**WORK ITEM**
Search the entries below. Return every line that has "Inbox" in it.

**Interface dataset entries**
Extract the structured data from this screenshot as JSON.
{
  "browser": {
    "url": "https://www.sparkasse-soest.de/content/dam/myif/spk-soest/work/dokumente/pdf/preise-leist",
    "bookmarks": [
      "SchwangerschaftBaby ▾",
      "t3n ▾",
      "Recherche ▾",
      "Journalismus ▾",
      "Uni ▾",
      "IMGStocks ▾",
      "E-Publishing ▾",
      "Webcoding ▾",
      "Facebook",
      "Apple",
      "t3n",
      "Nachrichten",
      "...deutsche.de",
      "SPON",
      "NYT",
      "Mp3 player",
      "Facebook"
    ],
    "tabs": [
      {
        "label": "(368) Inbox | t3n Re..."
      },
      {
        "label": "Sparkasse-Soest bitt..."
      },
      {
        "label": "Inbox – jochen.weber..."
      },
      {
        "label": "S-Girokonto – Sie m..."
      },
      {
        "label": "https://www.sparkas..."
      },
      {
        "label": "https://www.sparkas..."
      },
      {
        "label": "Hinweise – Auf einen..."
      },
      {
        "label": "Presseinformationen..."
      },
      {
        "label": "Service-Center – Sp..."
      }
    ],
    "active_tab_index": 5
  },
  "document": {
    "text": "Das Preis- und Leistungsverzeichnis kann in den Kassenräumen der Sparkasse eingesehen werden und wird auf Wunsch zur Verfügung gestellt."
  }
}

**REPLY**
        "label": "(368) Inbox | t3n Re..."
        "label": "Inbox – jochen.weber..."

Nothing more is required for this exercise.